- [Exercise brief]
Given the listing below, the answer must be only the number of lines containing the string "gratuitamente".

- [Listed records]
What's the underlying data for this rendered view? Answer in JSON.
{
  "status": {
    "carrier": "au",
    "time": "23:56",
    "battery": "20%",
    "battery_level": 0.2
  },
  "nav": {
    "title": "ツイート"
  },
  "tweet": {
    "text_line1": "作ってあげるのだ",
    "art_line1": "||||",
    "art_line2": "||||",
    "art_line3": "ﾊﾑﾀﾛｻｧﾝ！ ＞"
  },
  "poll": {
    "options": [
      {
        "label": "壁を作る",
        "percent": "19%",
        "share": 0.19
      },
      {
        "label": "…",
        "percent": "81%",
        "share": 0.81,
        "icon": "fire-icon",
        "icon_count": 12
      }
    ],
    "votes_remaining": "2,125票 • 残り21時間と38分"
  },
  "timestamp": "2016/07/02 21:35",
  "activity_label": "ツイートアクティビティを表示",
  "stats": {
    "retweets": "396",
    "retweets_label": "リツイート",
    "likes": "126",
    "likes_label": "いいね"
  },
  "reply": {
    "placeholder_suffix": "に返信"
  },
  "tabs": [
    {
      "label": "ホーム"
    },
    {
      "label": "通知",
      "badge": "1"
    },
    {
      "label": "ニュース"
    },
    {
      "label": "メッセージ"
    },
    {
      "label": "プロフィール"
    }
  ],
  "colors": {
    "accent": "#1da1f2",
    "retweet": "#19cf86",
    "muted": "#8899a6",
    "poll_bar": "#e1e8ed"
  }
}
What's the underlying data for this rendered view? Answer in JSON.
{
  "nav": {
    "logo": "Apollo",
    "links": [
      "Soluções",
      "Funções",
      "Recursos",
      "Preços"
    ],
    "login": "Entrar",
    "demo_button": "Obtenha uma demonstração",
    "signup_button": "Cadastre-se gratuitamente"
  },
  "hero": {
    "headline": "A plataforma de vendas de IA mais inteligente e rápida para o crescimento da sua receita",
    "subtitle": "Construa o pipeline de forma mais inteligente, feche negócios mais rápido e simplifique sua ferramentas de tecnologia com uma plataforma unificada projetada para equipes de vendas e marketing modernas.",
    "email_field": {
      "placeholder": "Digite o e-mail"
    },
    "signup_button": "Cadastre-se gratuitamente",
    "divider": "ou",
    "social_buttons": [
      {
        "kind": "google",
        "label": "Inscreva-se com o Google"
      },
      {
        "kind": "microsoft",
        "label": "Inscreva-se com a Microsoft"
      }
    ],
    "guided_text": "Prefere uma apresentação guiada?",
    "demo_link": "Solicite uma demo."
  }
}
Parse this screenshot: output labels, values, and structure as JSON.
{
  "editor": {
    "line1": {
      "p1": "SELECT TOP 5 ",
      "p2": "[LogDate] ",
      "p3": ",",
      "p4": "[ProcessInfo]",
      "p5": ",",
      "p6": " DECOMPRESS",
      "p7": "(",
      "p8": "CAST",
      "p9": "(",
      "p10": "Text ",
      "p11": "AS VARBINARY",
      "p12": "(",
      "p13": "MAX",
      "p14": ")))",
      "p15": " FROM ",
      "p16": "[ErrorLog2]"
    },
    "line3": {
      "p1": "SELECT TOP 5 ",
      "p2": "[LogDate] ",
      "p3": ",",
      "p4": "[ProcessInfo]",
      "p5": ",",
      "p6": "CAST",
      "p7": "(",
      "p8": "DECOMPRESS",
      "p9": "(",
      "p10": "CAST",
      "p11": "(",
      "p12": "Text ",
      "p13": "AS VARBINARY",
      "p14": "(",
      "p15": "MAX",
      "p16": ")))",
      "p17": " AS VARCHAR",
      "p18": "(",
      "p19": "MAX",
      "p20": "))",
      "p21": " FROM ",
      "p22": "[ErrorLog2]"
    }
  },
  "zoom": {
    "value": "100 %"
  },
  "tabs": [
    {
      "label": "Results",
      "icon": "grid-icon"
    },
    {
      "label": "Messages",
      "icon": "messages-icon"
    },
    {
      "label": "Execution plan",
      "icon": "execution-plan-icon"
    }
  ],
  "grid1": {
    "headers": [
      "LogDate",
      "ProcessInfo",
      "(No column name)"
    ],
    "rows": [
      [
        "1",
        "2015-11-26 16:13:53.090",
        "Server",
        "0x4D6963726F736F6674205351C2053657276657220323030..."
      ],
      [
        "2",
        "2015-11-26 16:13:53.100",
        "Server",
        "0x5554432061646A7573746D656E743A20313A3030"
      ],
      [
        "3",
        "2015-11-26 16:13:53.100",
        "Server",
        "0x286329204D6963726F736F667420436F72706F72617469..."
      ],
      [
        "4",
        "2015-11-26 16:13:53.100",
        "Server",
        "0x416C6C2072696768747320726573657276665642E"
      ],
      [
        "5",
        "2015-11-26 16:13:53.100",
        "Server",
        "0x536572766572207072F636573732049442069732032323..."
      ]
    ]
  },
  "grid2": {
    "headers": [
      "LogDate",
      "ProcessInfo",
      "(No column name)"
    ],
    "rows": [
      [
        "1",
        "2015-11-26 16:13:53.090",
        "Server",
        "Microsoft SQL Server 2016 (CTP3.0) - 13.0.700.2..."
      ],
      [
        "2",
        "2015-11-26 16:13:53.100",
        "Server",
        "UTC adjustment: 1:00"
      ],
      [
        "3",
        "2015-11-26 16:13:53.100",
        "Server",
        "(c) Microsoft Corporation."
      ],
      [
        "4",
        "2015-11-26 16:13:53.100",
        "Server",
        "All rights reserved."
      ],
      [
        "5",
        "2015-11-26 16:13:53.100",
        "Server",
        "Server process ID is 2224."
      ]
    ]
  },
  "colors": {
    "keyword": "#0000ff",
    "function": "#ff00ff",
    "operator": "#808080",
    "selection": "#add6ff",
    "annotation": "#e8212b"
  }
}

- [Written answer]
2